=== RECORDS TO PROCESS ===
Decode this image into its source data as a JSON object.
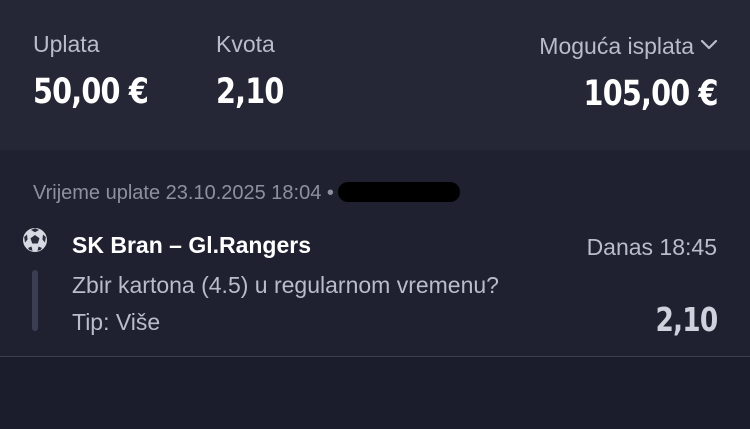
{
  "summary": {
    "stake_label": "Uplata",
    "stake_value": "50,00 €",
    "odds_label": "Kvota",
    "odds_value": "2,10",
    "payout_label": "Moguća isplata",
    "payout_value": "105,00 €",
    "payout_icon": "chevron-down-icon"
  },
  "ticket": {
    "paid_at": "Vrijeme uplate 23.10.2025 18:04 •",
    "selection": {
      "sport_icon": "soccer-ball-icon",
      "match": "SK Bran – Gl.Rangers",
      "time": "Danas 18:45",
      "market": "Zbir kartona (4.5) u regularnom vremenu?",
      "tip": "Tip: Više",
      "odds": "2,10"
    }
  },
  "colors": {
    "summary_bg": "#252736",
    "details_bg": "#1f2130",
    "page_bg": "#1b1d2c",
    "text_primary": "#ffffff",
    "text_secondary": "#b9bcc9",
    "text_muted": "#8d90a0"
  }
}
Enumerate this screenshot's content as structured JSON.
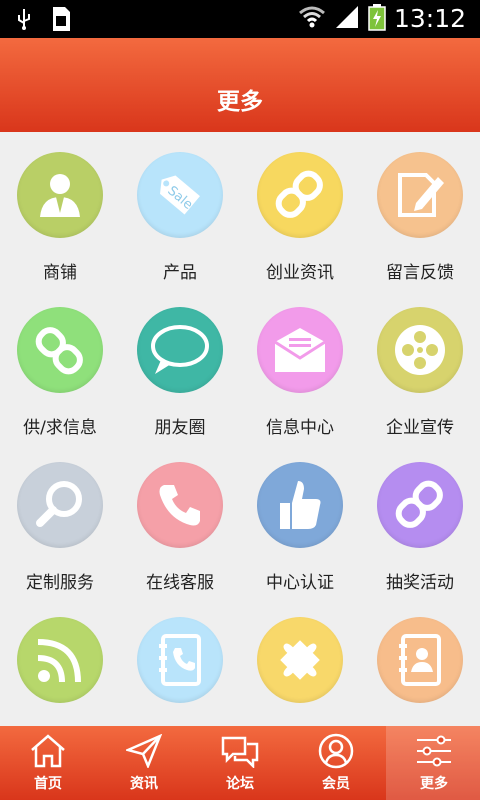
{
  "status_bar": {
    "time": "13:12"
  },
  "header": {
    "title": "更多"
  },
  "grid": {
    "items": [
      {
        "label": "商铺",
        "icon": "person-icon",
        "color": "#b9cf66"
      },
      {
        "label": "产品",
        "icon": "sale-tag-icon",
        "color": "#b8e4fb"
      },
      {
        "label": "创业资讯",
        "icon": "link-icon",
        "color": "#f7d85f"
      },
      {
        "label": "留言反馈",
        "icon": "edit-icon",
        "color": "#f6c28e"
      },
      {
        "label": "供/求信息",
        "icon": "link-icon",
        "color": "#8fe07b"
      },
      {
        "label": "朋友圈",
        "icon": "chat-bubble-icon",
        "color": "#3fb7a5"
      },
      {
        "label": "信息中心",
        "icon": "mail-icon",
        "color": "#f29bea"
      },
      {
        "label": "企业宣传",
        "icon": "film-reel-icon",
        "color": "#d7d36d"
      },
      {
        "label": "定制服务",
        "icon": "magnifier-icon",
        "color": "#c8d0da"
      },
      {
        "label": "在线客服",
        "icon": "phone-icon",
        "color": "#f5a0a8"
      },
      {
        "label": "中心认证",
        "icon": "thumbs-up-icon",
        "color": "#7fa8d9"
      },
      {
        "label": "抽奖活动",
        "icon": "link-icon",
        "color": "#b58df0"
      },
      {
        "label": "",
        "icon": "rss-icon",
        "color": "#b7d76b"
      },
      {
        "label": "",
        "icon": "phonebook-icon",
        "color": "#b9e4fb"
      },
      {
        "label": "",
        "icon": "puzzle-icon",
        "color": "#f8d86a"
      },
      {
        "label": "",
        "icon": "contacts-icon",
        "color": "#f7bd8b"
      }
    ]
  },
  "nav": {
    "items": [
      {
        "label": "首页",
        "icon": "home-icon"
      },
      {
        "label": "资讯",
        "icon": "send-icon"
      },
      {
        "label": "论坛",
        "icon": "chat-icon"
      },
      {
        "label": "会员",
        "icon": "user-icon"
      },
      {
        "label": "更多",
        "icon": "settings-sliders-icon",
        "active": true
      }
    ]
  }
}
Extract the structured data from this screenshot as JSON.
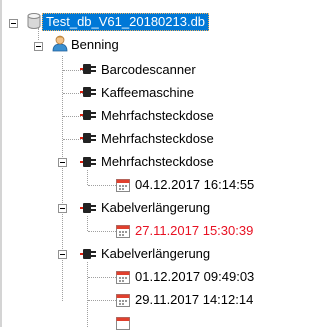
{
  "tree": {
    "root": {
      "label": "Test_db_V61_20180213.db",
      "icon": "database-icon",
      "expanded": true,
      "selected": true
    },
    "user": {
      "label": "Benning",
      "icon": "user-icon",
      "expanded": true
    },
    "devices": [
      {
        "label": "Barcodescanner",
        "icon": "plug-icon"
      },
      {
        "label": "Kaffeemaschine",
        "icon": "plug-icon"
      },
      {
        "label": "Mehrfachsteckdose",
        "icon": "plug-icon"
      },
      {
        "label": "Mehrfachsteckdose",
        "icon": "plug-icon"
      },
      {
        "label": "Mehrfachsteckdose",
        "icon": "plug-icon",
        "expanded": true,
        "tests": [
          {
            "label": "04.12.2017 16:14:55",
            "icon": "calendar-icon"
          }
        ]
      },
      {
        "label": "Kabelverlängerung",
        "icon": "plug-icon",
        "expanded": true,
        "tests": [
          {
            "label": "27.11.2017 15:30:39",
            "icon": "calendar-icon",
            "color": "#e81123"
          }
        ]
      },
      {
        "label": "Kabelverlängerung",
        "icon": "plug-icon",
        "expanded": true,
        "tests": [
          {
            "label": "01.12.2017 09:49:03",
            "icon": "calendar-icon"
          },
          {
            "label": "29.11.2017 14:12:14",
            "icon": "calendar-icon"
          }
        ]
      }
    ]
  },
  "colors": {
    "selection": "#0078d7",
    "failed_text": "#e81123",
    "tree_lines": "#a0a0a0"
  }
}
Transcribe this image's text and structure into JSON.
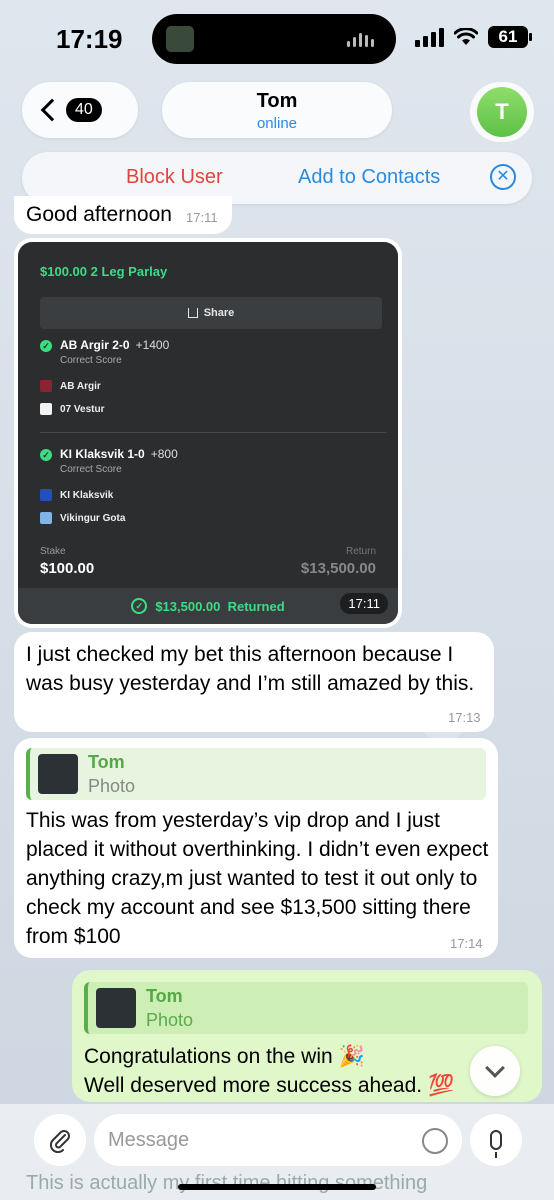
{
  "status": {
    "time": "17:19",
    "battery": "61"
  },
  "header": {
    "back_count": "40",
    "name": "Tom",
    "status": "online",
    "avatar_letter": "T"
  },
  "actions": {
    "block": "Block User",
    "add_contacts": "Add to Contacts"
  },
  "messages": {
    "m1": {
      "text": "Good afternoon",
      "time": "17:11"
    },
    "photo": {
      "time": "17:11",
      "bet_title": "$100.00 2 Leg Parlay",
      "share": "Share",
      "legs": [
        {
          "name": "AB Argir 2-0",
          "odds": "+1400",
          "type": "Correct Score",
          "team1": "AB Argir",
          "team2": "07 Vestur"
        },
        {
          "name": "KI Klaksvik 1-0",
          "odds": "+800",
          "type": "Correct Score",
          "team1": "KI Klaksvik",
          "team2": "Vikingur Gota"
        }
      ],
      "stake_label": "Stake",
      "stake_value": "$100.00",
      "return_label": "Return",
      "return_value": "$13,500.00",
      "returned": "$13,500.00  Returned"
    },
    "m2": {
      "text": "I just checked my bet this afternoon because I was busy yesterday and  I’m still amazed by this.",
      "time": "17:13"
    },
    "m3": {
      "reply_name": "Tom",
      "reply_sub": "Photo",
      "text": "This was from yesterday’s vip drop and I just placed it without overthinking. I didn’t even expect anything crazy,m just wanted to test it out only to check my account and see $13,500 sitting there from $100",
      "time": "17:14"
    },
    "m4": {
      "reply_name": "Tom",
      "reply_sub": "Photo",
      "text_line1": "Congratulations on the win 🎉",
      "text_line2": "Well deserved more success ahead. 💯"
    }
  },
  "input": {
    "placeholder": "Message",
    "peek": "This is actually my first time hitting something"
  },
  "colors": {
    "accent_blue": "#2a8ae0",
    "accent_red": "#e0453c",
    "accent_green": "#3ddc84",
    "bubble_out": "#e0f7c9"
  }
}
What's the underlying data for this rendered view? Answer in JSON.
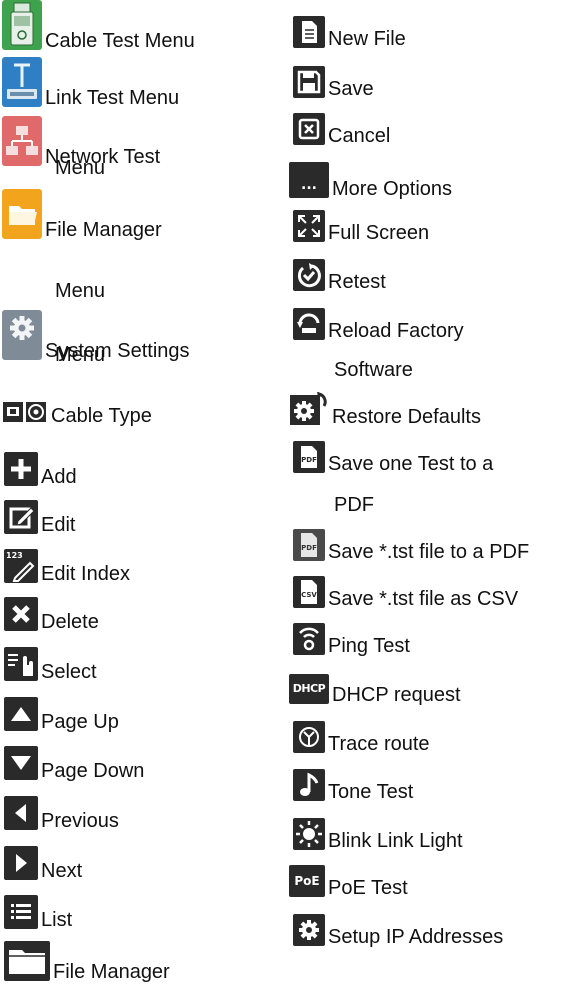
{
  "left_column": [
    {
      "icon": "cable-tester-icon",
      "label": "Cable Test Menu"
    },
    {
      "icon": "link-test-icon",
      "label": "Link Test Menu"
    },
    {
      "icon": "network-topology-icon",
      "label": "Network Test",
      "label_cont": "Menu"
    },
    {
      "icon": "folder-icon",
      "label": "File Manager",
      "label_cont": "Menu"
    },
    {
      "icon": "gear-icon",
      "label": "System Settings",
      "label_cont": "Menu"
    },
    {
      "icon": "cable-type-icon",
      "label": "Cable Type"
    },
    {
      "icon": "plus-icon",
      "label": "Add"
    },
    {
      "icon": "edit-icon",
      "label": "Edit"
    },
    {
      "icon": "edit-index-icon",
      "label": "Edit Index",
      "icon_text": "123"
    },
    {
      "icon": "delete-icon",
      "label": "Delete"
    },
    {
      "icon": "select-icon",
      "label": "Select"
    },
    {
      "icon": "triangle-up-icon",
      "label": "Page Up"
    },
    {
      "icon": "triangle-down-icon",
      "label": "Page Down"
    },
    {
      "icon": "triangle-left-icon",
      "label": "Previous"
    },
    {
      "icon": "triangle-right-icon",
      "label": "Next"
    },
    {
      "icon": "list-icon",
      "label": "List"
    },
    {
      "icon": "file-manager-folder-icon",
      "label": "File Manager"
    }
  ],
  "right_column": [
    {
      "icon": "new-file-icon",
      "label": "New File"
    },
    {
      "icon": "floppy-disk-icon",
      "label": "Save"
    },
    {
      "icon": "cancel-box-icon",
      "label": "Cancel"
    },
    {
      "icon": "ellipsis-icon",
      "label": "More Options",
      "icon_text": "..."
    },
    {
      "icon": "full-screen-icon",
      "label": "Full Screen"
    },
    {
      "icon": "retest-icon",
      "label": "Retest"
    },
    {
      "icon": "reload-software-icon",
      "label": "Reload Factory",
      "label_cont": "Software"
    },
    {
      "icon": "restore-defaults-icon",
      "label": "Restore Defaults"
    },
    {
      "icon": "pdf-file-icon",
      "label": "Save one Test to a",
      "label_cont": "PDF",
      "icon_text": "PDF"
    },
    {
      "icon": "pdf-file-light-icon",
      "label": "Save *.tst file to a PDF",
      "icon_text": "PDF"
    },
    {
      "icon": "csv-file-icon",
      "label": "Save *.tst file as CSV",
      "icon_text": "CSV"
    },
    {
      "icon": "ping-icon",
      "label": "Ping Test"
    },
    {
      "icon": "dhcp-icon",
      "label": "DHCP request",
      "icon_text": "DHCP"
    },
    {
      "icon": "trace-route-icon",
      "label": "Trace route"
    },
    {
      "icon": "tone-note-icon",
      "label": "Tone Test"
    },
    {
      "icon": "blink-light-icon",
      "label": "Blink Link Light"
    },
    {
      "icon": "poe-icon",
      "label": "PoE Test",
      "icon_text": "PoE"
    },
    {
      "icon": "setup-ip-gear-icon",
      "label": "Setup IP Addresses"
    }
  ]
}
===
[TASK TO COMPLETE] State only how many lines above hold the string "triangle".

[WRITTEN ANSWER] 4